You may find a number of these contradictory beliefs popping up in your above belief lists of positive and limiting beliefs. It's always interesting to notice them and very powerful to change the limiting beliefs that contradicts the positive. For instance you can adopt a belief that money is an amazing resource for doing good (rather than being evil) and that good things always happen to good people and to you (rather than bad).
You may say at this stage that while you have evidence for your limiting beliefs, you have limited if any evidence for its opposite positive belief so how then can you just believe the positive? Again the answer lies in how the subconscious mind works and how your experience of reality is created as a result of your subconscious beliefs. In other words, the evidence you have for your limiting beliefs is because you have those beliefs to begin with, not the other way around. Your circumstances are the effect, not the cause—the belief is the cause.
As you commit to changing your limiting beliefs and adopting their opposite equivalent positive beliefs, then your reality will start to reflect that change.

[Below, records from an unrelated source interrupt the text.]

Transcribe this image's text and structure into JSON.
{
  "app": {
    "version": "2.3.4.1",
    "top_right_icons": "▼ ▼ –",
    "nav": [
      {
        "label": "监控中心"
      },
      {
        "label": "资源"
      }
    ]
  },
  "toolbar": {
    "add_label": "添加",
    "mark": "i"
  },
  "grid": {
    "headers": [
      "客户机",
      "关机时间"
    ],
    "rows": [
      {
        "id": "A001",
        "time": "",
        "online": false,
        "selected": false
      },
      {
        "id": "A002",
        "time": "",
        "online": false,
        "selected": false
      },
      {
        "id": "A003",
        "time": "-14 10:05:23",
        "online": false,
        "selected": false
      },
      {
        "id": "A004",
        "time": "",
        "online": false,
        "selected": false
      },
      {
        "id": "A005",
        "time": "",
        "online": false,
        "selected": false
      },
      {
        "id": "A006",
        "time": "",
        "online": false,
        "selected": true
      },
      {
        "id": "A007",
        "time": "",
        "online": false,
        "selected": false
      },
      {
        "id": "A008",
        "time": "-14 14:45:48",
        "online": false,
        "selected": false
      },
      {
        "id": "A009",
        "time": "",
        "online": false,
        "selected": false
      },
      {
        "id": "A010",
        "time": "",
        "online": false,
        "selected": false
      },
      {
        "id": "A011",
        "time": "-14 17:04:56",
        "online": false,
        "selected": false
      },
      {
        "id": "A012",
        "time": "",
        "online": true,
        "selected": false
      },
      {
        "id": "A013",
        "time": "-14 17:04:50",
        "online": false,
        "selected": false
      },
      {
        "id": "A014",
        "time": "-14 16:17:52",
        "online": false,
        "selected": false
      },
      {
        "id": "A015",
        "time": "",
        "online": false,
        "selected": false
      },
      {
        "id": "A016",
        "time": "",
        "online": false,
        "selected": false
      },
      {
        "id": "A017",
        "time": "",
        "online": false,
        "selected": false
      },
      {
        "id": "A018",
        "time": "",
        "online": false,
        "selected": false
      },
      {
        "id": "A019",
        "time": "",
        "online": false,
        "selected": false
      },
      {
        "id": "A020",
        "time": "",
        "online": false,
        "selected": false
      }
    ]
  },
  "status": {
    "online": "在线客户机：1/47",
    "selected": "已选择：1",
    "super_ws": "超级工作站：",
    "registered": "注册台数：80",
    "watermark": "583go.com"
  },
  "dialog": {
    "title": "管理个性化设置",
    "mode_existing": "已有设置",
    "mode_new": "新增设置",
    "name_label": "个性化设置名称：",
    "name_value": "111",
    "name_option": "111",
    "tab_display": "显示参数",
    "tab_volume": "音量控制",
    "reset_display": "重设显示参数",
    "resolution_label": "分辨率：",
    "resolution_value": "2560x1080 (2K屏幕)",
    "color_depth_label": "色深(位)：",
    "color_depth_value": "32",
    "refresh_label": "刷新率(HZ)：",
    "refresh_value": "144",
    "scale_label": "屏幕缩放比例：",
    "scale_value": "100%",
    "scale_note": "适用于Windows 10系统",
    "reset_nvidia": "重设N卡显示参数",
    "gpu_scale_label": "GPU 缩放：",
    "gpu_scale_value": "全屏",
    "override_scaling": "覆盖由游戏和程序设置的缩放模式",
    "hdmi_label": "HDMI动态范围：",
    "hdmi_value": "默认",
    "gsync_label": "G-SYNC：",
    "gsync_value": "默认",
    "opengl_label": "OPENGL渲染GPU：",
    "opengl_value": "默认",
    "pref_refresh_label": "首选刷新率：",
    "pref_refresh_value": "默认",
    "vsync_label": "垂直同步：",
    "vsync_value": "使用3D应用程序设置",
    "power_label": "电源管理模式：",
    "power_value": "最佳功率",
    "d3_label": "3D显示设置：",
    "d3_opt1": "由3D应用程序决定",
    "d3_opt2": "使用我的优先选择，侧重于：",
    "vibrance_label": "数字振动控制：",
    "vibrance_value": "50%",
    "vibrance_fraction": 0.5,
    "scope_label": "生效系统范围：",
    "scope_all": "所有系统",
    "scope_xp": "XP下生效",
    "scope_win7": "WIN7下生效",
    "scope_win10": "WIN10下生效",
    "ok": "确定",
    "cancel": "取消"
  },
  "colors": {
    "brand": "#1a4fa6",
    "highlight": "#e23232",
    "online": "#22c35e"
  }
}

And as your experiences become more and more positive in line with the new positive beliefs, so the old limiting beliefs will lose its power for lack of evidence. And the time will come when you are surrounded with evidence for the positive beliefs and the limiting beliefs will feel like a distant memory that have nothing to do with your experience. What matters is what you believe!
Having completed the 6 steps in this article to identify your core beliefs, you can begin your journey to change the limiting beliefs by actively reprogramming your mind using the powerful techniques detailed in the third article in this three-part series. Before reading the article, I just want to remind you to keep it light. Have fun and enjoy the process. Don't over-think, don't over-analyze.
In the humorous words of Oscar Wilde, "Life is much too important to be taken seriously." By refusing to take your limiting beliefs too seriously, you make them less serious. It's far easier to change what you approach light-heartedly than something you believe is heavy and serious. Your belief in its seriousness alone is enough to weigh it down, sometimes making it seem impossible to move. So keep it light and have fun!